  • Record pending files of the bucket for this checkpoint in bucketState.pendingFilesPerCheckpoint, and then empty bucketState.pendingFiles.
  • Save the bucket state to the operator state for further persisting and processing.

6. BucketingSink#notifyCheckpointComplete

After a checkpoint is completed, all the pending files in bucketState.pendingFilesPerCheckpoint whose corresponding checkpoint ID is less than the notified one are converted to finished. The converted entries of bucketState.pendingFilesPerCheckpoint are cleared. Finally, the bucket state is cleared if its writer is closed, pendingFiles is empty, and pendingFilesPerCheckpoint is empty.

7. bucketingSink#handleRestoredBucketState

Now, let's go back to this method which is called in BucketingSink#initializeState to understand how it guarantees exactly-once semantics when recovering from a checkpoint.
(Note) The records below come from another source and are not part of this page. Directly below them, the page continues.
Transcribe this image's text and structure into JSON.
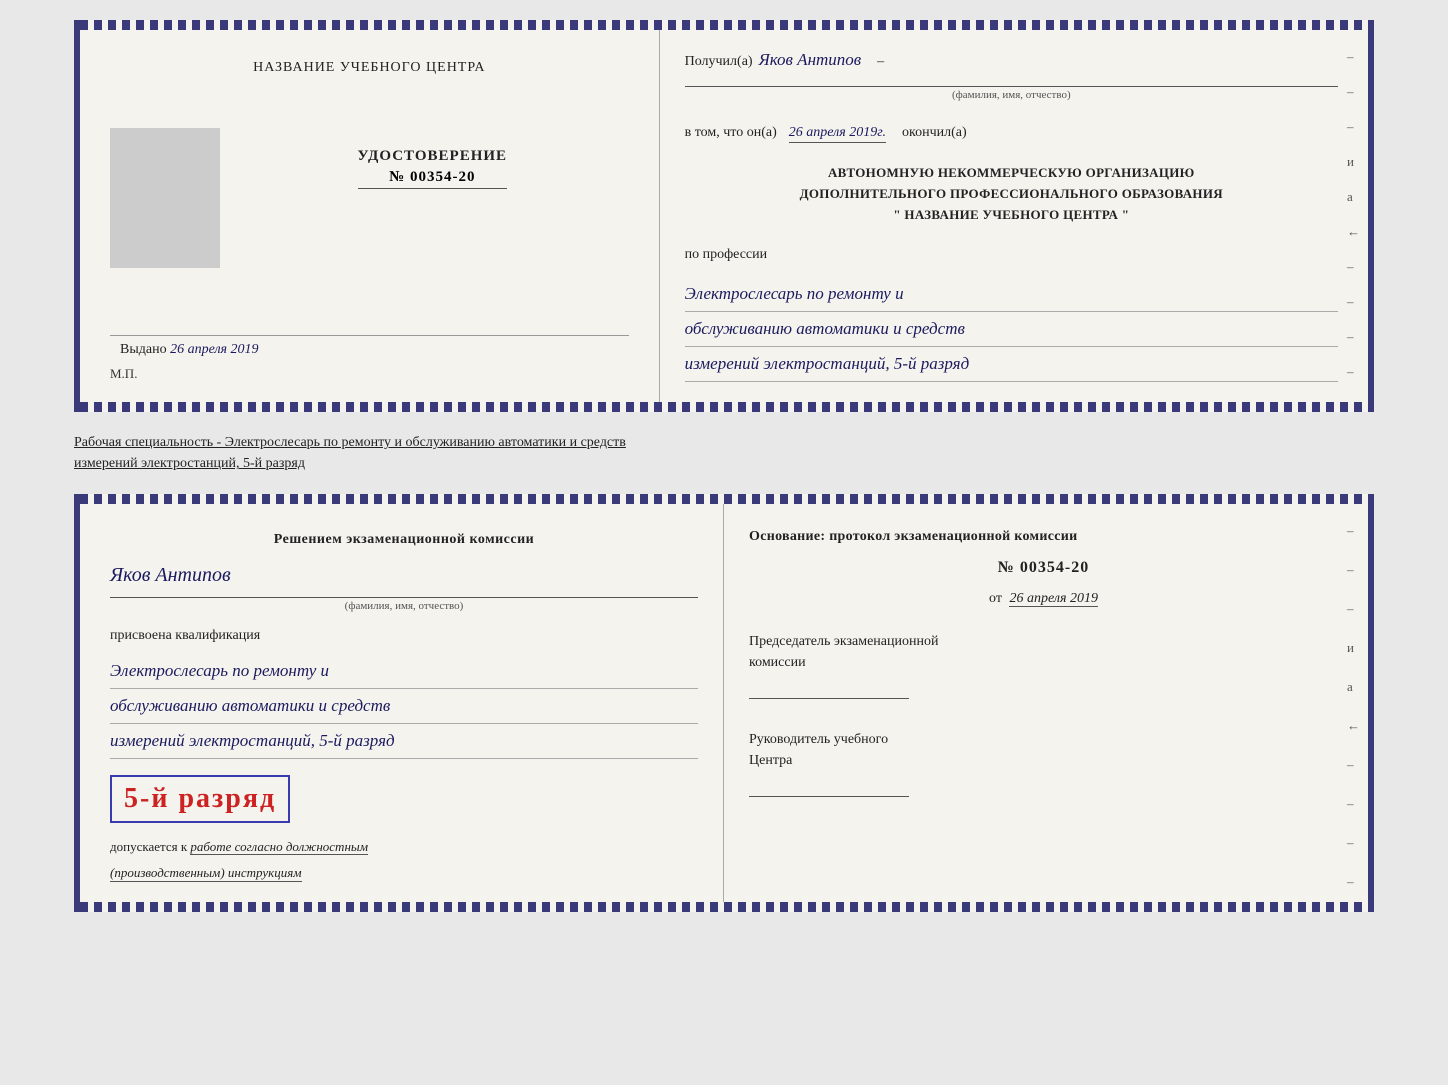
{
  "top_doc": {
    "left": {
      "center_title": "НАЗВАНИЕ УЧЕБНОГО ЦЕНТРА",
      "udostoverenie_label": "УДОСТОВЕРЕНИЕ",
      "number": "№ 00354-20",
      "vydano_label": "Выдано",
      "vydano_date": "26 апреля 2019",
      "mp": "М.П."
    },
    "right": {
      "poluchil_label": "Получил(а)",
      "poluchil_name": "Яков Антипов",
      "fio_sublabel": "(фамилия, имя, отчество)",
      "dash": "–",
      "vtom_prefix": "в том, что он(а)",
      "vtom_date": "26 апреля 2019г.",
      "okончил": "окончил(а)",
      "org_line1": "АВТОНОМНУЮ НЕКОММЕРЧЕСКУЮ ОРГАНИЗАЦИЮ",
      "org_line2": "ДОПОЛНИТЕЛЬНОГО ПРОФЕССИОНАЛЬНОГО ОБРАЗОВАНИЯ",
      "org_line3": "\"  НАЗВАНИЕ УЧЕБНОГО ЦЕНТРА  \"",
      "po_professii": "по профессии",
      "prof_line1": "Электрослесарь по ремонту и",
      "prof_line2": "обслуживанию автоматики и средств",
      "prof_line3": "измерений электростанций, 5-й разряд",
      "right_dashes": [
        "-",
        "-",
        "-",
        "и",
        "а",
        "←",
        "-",
        "-",
        "-",
        "-"
      ]
    }
  },
  "between_label": {
    "line1": "Рабочая специальность - Электрослесарь по ремонту и обслуживанию автоматики и средств",
    "line2": "измерений электростанций, 5-й разряд"
  },
  "bottom_doc": {
    "left": {
      "resheniem_label": "Решением  экзаменационной  комиссии",
      "name_handwritten": "Яков Антипов",
      "fio_sublabel": "(фамилия, имя, отчество)",
      "prisvoena_label": "присвоена квалификация",
      "qual_line1": "Электрослесарь по ремонту и",
      "qual_line2": "обслуживанию автоматики и средств",
      "qual_line3": "измерений электростанций, 5-й разряд",
      "grade_text": "5-й разряд",
      "dopuskaetsya_prefix": "допускается к",
      "dopusk_italic": "работе согласно должностным",
      "dopusk_italic2": "(производственным) инструкциям"
    },
    "right": {
      "osnovaniye_label": "Основание: протокол экзаменационной комиссии",
      "protocol_number": "№  00354-20",
      "ot_label": "от",
      "ot_date": "26 апреля 2019",
      "predsedatel_line1": "Председатель экзаменационной",
      "predsedatel_line2": "комиссии",
      "rukovoditel_line1": "Руководитель учебного",
      "rukovoditel_line2": "Центра",
      "right_dashes": [
        "-",
        "-",
        "-",
        "и",
        "а",
        "←",
        "-",
        "-",
        "-",
        "-"
      ]
    }
  }
}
7.1. Clear pendingFiles of the bucket state. Since we are restarting from a successful checkpoint, this field should be empty.
7.2. Deal with the in-progress file at the checkpoint.
For an in-progress file, only the bytes from beginning of the file to the checkpointed length (which is recorded in currentFileValidLength of the bucket state) are valid, so we need remove the invalid bytes.
handlePendingInProgressFile(restoredState.currentFile, restoredState.currentFileValidLength);
7.2.1. BucketingSink#handlePendingInProgressFile
  • Find the path of the file. The file can be in in-progress, pending or finished state now. Move the file to finished state.
  • Use reflection to determine whether the file system is capable to truncate the file. If truncate function is available (Hadoop 2.7+), the file is truncated to to it's valid length. Otherwise, a valid-length file with file name -- is written to the bucket path and the content is the currentFileValidLength in the bucket state. When processing the file in future, only read the bytes from the file up to its valid length to ensure exactly-once semantics.
7.3. Reset the flag for current file in bucket state.
restoredState.currentFile = null;
restoredState.currentFileValidLength = -1;
7.4. Process pendingFilesPerCheckpoint of the bucket state.

The field pendingFilesPerCheckpoint contains all the files waiting for checkpoint complete notification of the one restored from and probably the earlier ones. The checkpoint notification might be lost due to a failure just after the checkpoint is done, so pendingFilesPerCheckpoint might not be empty and we need to process them. Since we are restoring from a successful checkpoint, it can be guaranteed that all the files in pendingFilesPerCheckpoint were written successfully. Thus, all the files in pendingFilesPerCheckpoint are moved to finished state, and pendingFilesPerCheckpoint is cleared.

Finally, we have gone through the major components and the corresponding implementations in BucketingSink, and discussed how it ensures exactly-once semantics by storing the states and recovering from them.